Central Forces

From bio-physics-wiki

Jump to: navigation, search

In another article we reduced the two-body problem to a one dimensional problem. Now the potential energy only depends on the distance of some point $r$. The resulting force of this potential is called a central force \begin{align} F= -\frac{\partial U}{\partial \mathbf{r}}= -\frac{\partial U}{\partial r} \frac{\mathbf{r}}{r} \end{align} We have already shown, that the angular momentum for such a system is conserved. \begin{align} \mathbf{L}=\mathbf{r} \times \mathbf{p} \end{align} The vector $\mathbf{L}$ is always orthogonal to $\mathbf{r}$. Since $\mathbf{L}$ is constant $\mathbf{r}$ moves in a plane orthogonal to $\mathbf{L}$. In polar coordinates we can characterize movement in the plane by $r$ and $\varphi$ \begin{align} \mathcal{L}=\frac{m}{2} ( \dot{r}^2 + r^2 \dot{\varphi}^2)- U(r) \end{align} The Lagrangian does not explicitly depend on the coordinate $\varphi$, such coordinates are called cyclic. The derivative of the Lagrangian with respect to cyclic coordinates is zero. From the Euler-Lagrange Equation we know \begin{align} \frac{d}{dt}\frac{\partial \mathcal{L}}{\partial \dot{q_i}}=\frac{\partial \mathcal{L}}{\partial q_i}=0 \end{align} this means the canonical momentum $p_i$ \begin{align} \frac{d}{dt}\frac{\partial \mathcal{L}}{\partial \dot{q_i}}=\frac{d}{dt}{p_i}=0 \end{align} is conserved \begin{align} \frac{\partial \mathcal{L}}{\partial \dot{q_i}}={p_i}=const. \end{align} For our problem this means \begin{align} \frac{\partial \mathcal{L}}{\partial \dot{q_i}}={p_{\varphi}}=m \cdot r^2 \cdot \dot{\varphi}=const. \end{align} We define the area $df=\frac{1}{2} r \cdot r \cdot d\varphi$

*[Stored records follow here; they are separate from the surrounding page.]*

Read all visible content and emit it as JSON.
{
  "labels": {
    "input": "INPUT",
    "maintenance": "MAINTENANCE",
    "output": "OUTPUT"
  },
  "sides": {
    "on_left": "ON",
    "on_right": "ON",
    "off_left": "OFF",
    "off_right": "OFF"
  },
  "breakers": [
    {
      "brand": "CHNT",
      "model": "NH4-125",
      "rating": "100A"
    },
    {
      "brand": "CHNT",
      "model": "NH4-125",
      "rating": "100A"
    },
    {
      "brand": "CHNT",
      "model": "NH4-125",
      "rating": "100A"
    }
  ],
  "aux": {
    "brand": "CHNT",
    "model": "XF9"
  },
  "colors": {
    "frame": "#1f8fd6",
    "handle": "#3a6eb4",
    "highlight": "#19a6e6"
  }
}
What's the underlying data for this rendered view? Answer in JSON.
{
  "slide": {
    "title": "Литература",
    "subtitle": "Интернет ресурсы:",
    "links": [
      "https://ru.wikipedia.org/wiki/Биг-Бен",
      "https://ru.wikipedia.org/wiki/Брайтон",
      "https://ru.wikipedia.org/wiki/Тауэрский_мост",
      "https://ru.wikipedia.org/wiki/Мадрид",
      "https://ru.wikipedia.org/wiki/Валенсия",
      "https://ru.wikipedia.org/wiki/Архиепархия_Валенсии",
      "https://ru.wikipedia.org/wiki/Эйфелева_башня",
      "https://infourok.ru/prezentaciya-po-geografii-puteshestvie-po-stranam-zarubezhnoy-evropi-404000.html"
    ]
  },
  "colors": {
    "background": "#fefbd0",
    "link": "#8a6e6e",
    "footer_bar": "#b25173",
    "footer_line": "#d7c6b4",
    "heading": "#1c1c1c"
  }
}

This equation shows, that the area-velocity $\dot{f}$ is also constant. \begin{align} {p_{\varphi}}=m \cdot r^2 \cdot \dot{\varphi}=2\cdot m \cdot \dot{f}=const. \end{align} This is also the central statement of Kepler's second law. To finally solve the problem, the easiest way is to make use of energy conservation. \begin{align} E=\frac{m}{2} ( \dot{r}^2 + r^2 \dot{\varphi}^2)+ U(r) \end{align} To this end we express $\dot{\varphi}$ in terms of $\mathbf{L}$ \begin{align} L=m \cdot r^2 \cdot \dot{\varphi}\\ \dot{\varphi}=\frac{L}{m \cdot r^2} \end{align} Now kinetic energy can be written as \begin{align} E=\frac{m \cdot \dot{r}^2}{2} + \frac{L^2}{2m r^2} + U(r)=\frac{m \cdot \dot{r}^2}{2}+U_{eff} \tag{1} \end{align} with an additional term that has a dependence on $r$. We define a new function \begin{align} U_{eff}=\frac{L^2}{2m r^2} + U(r) \end{align} and call it the effective potential $U_{eff}$. To find the equations of motion we rearrange (1) \begin{align} \frac{dr}{dt}=\sqrt{\frac{2}{m}[E-U(r)]-\frac{L^2}{m^2r^2}} \tag{2} \end{align} and integrate \begin{align} t=\int \frac{dr}{\sqrt{\frac{2}{m}[E-U(r)]-\frac{L^2}{m^2r^2}}}+const. \end{align} with the eqution $d\varphi = \frac{L}{mr^2} dt$ we find by plugging in $dt$ from (2) \begin{align} \varphi=\frac{M}{mr^2} \int \frac{dr}{\sqrt{\frac{2}{m}[E-U(r)]-\frac{M^2}{m^2r^2}}}+const. \end{align} \begin{align} \varphi= \int \frac{\frac{L}{r^2}dr}{\sqrt{2m[E-U(r)]-\frac{M^2}{r^2}}}+const. \end{align}